2008 has seen significant flux in the graphics add-in board market. NVIDIA started out on top, liberally harvesting the G80 architecture that did so well in 2007. ATI (AMD) then hit back with mid-range goodness oozing from the Radeon HD 4800-series, and took back the single-card performance crown with the twin-GPU Radeon HD 4870 X2 part.
However, from a business point of view, an architecture is only as good as the volume it enables you to sell through partners, and the mainstream segment, between £50-£100, is where ATI and NVIDIA make their bread-and-butter revenue.
The fast-moving nature of the graphics industry dictates that the price bracket (£50-£100) is a moving target, with parts being superseded, discontinued, and price-reduced in response to increased competition.
Right now, NVIDIA plies what we can call the mid-range sector with a multitude of overlapping SKUs, from newly-introduced GeForce 9500 GT, up through the GeForce 9600 GSO, 9600 GT, and topping off with the also-new 9800 GT.

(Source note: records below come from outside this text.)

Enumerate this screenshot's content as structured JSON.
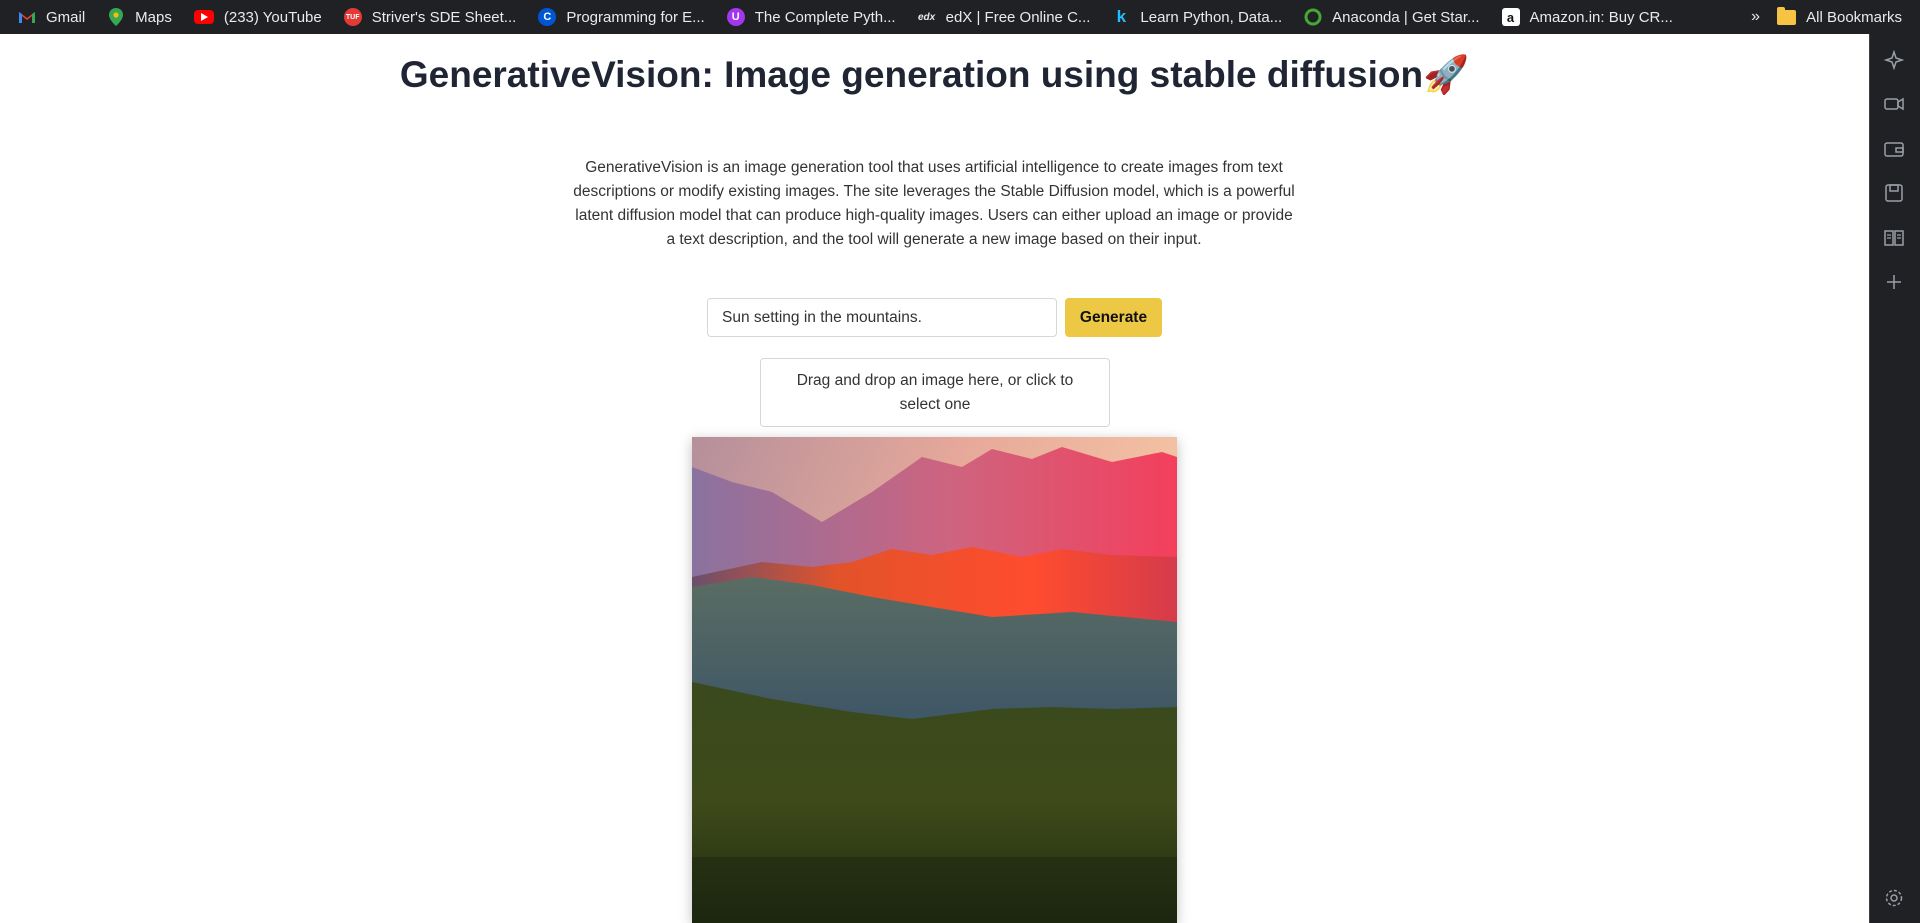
{
  "bookmarks": [
    {
      "label": "Gmail",
      "icon": "gmail-icon"
    },
    {
      "label": "Maps",
      "icon": "maps-icon"
    },
    {
      "label": "(233) YouTube",
      "icon": "youtube-icon"
    },
    {
      "label": "Striver's SDE Sheet...",
      "icon": "tuf-icon"
    },
    {
      "label": "Programming for E...",
      "icon": "coursera-icon"
    },
    {
      "label": "The Complete Pyth...",
      "icon": "udemy-icon"
    },
    {
      "label": "edX | Free Online C...",
      "icon": "edx-icon"
    },
    {
      "label": "Learn Python, Data...",
      "icon": "kaggle-icon"
    },
    {
      "label": "Anaconda | Get Star...",
      "icon": "anaconda-icon"
    },
    {
      "label": "Amazon.in: Buy CR...",
      "icon": "amazon-icon"
    }
  ],
  "bookmarks_more": "»",
  "all_bookmarks": "All Bookmarks",
  "page": {
    "title": "GenerativeVision: Image generation using stable diffusion🚀",
    "description": "GenerativeVision is an image generation tool that uses artificial intelligence to create images from text descriptions or modify existing images. The site leverages the Stable Diffusion model, which is a powerful latent diffusion model that can produce high-quality images. Users can either upload an image or provide a text description, and the tool will generate a new image based on their input.",
    "prompt_value": "Sun setting in the mountains.",
    "generate_label": "Generate",
    "dropzone_text": "Drag and drop an image here, or click to select one"
  },
  "colors": {
    "bookmarks_bg": "#202124",
    "generate_button": "#edc845",
    "title_text": "#1f2533"
  }
}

ATI, too, isn't short of a part, and the Radeon HD 3600/3800-series is available in a multitude of forms from an eclectic range of partners. Just above the magical £100 mark is the Radeon HD 4850.
Now, ATI, fresh off victory at the high-end of the market, is keen to distill Radeon HD 4800-series mana to the mid-range, and it really is no surprise that our focus for today is a GPU whose lineage is very much from HD 48x0.
ATI's Radeon HD 4670, priced at around £50, aims to redefine what's achievable for a relatively modest outlay. We tell you whether it succeeds or not.